Rush had at least two options to get across his message of reconciliation: a dream or an appeal to a future history book. He first wrote about the history book, then he chose a more creative device, one which he had already used in letters to Adams and which Adams had actually requested in March of that year.
In any case, real dream or not, Adams liked the proposition and replied to Rush on October 25, 1809, about the “dream” saying,

A Dream again! I wish you would dream all day and all Night, for one of your Dreams puts me in spirits for a Month. I have no other objection to your Dream, but that it is not History. It may be Prophecy. There has never been the smallest Interruption of the Personal Friendship between me and Mr. Jefferson that I know of. You should remember that Jefferson was but a Boy to me. I was at least ten years older than him in age and more than twenty years older than him in Politicks. I am bold to say I was his Preceptor in Politicks and taught him every Thing that has been good and solid in his whole Political Conduct. I served with him on many Committees in Congress in which we established some of the most important Regulations of the Army &c, &c, &c
Jefferson and Franklin were united with me in a Commission to the King of France and fifteen other Commissions to treat with all the Powers of Europe and Africa. I resided with him in France above a year in 1784 and 1785 and met him every day at my House in Auteuil at Franklins House at Passy or at his House in Paris. In short we lived together in the most perfect Friendship and Harmony.

Although in a less poetic manner, Rush also wrote Jefferson to suggest a resumption of friendship with Adams. It took awhile (1812), but Adams and Jefferson did resume contact. As predicted by Rush, they carried on a vigorous correspondence until late in their lives regarding their personal and political views. Then 50 years after July 4, 1776, Jefferson and Adams “sunk into the grave nearly at the same time, full of years and rich in the gratitude and praises of their country…”*
*Much of this post was adapted from a prior post on John Adams and the Holy Ghost letter and published on this blog May 31, 2011.  Read more about Jefferson in Getting Jefferson Right by Michael Coulter and me.

Mark Driscoll's The Trinity Church Buys a Million Dollar Mid-Century Modern Home

If Driscoll and Co. paid the building’s appraised value, they are one rich start up church.
Here’s the purchase announcement:
trinity church announcement

Hey everyone!
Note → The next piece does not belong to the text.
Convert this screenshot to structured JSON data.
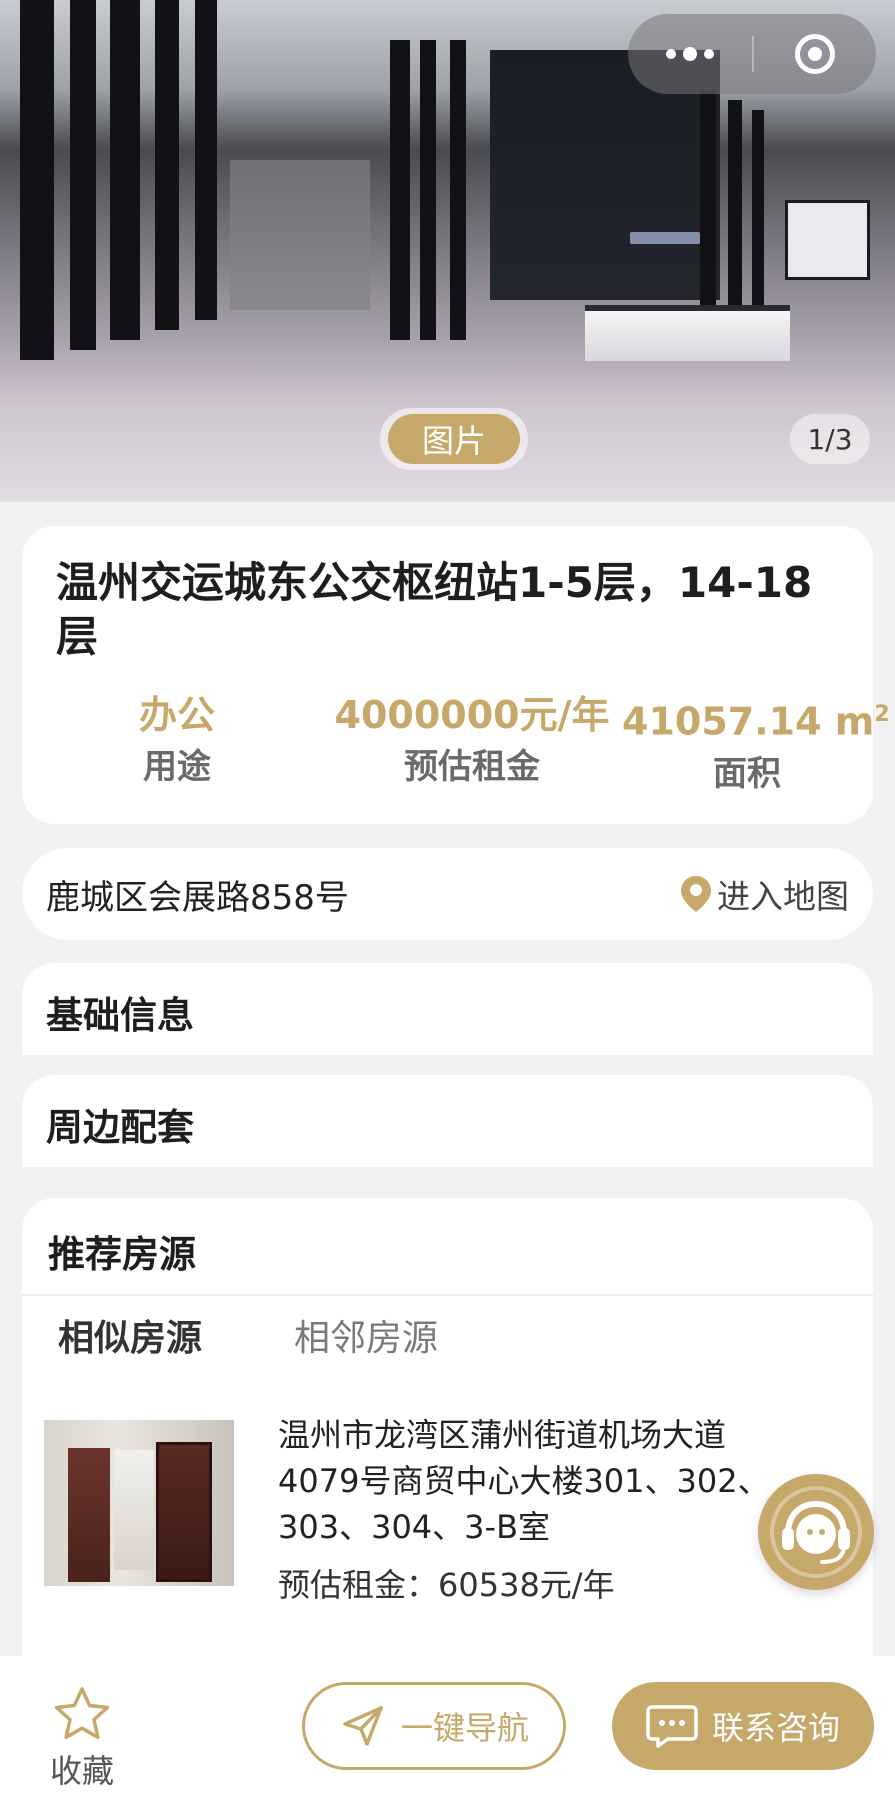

I have a really exciting announcement. We have officially purchased our historic church home in Scottsdale, Arizona!
Every family needs a home, and this one is a wonderful fit for our church family.
I am so thankful for all the hard work from the many volunteers that has already gone into getting this 50-year-old mid-century modern church home ready for our public launch on August 7th at 9am and 10:45am. We still have a lot of work to do. Just this week we had the exterior painted back to the period correct colors that originally adorned the building. It looks amazing!
I’m also very grateful for the generous donations from not only from The Trinity Church family but also from friends of The Trinity Church that just want to help support this new Church plant. It’s your generosity that has helped to make this happen, and to each one of you, I’m very humbled and grateful. Thank You!
We are nearing the public launch and still have some work to do and some money to raise (you can give HERE), but God has proven faithful every step of the way, so we trust in His continued provision.
Your Rejoicing and Grateful Pastor,​
Pastor Mark Driscoll

According to The Trinity Church website, the governing board would have made the decision. That board consists of Driscoll, Randal Taylor, Jimmie Evans, and Robert Morris. As with Mars Hill, things just happen with no explanation. Money just shows up.
The appraised value in tax year 2017 is $21-million. I wonder how much came from The Trinity Church and how much came from rich benefactors.
Thanks to Deana Holmes for the tip.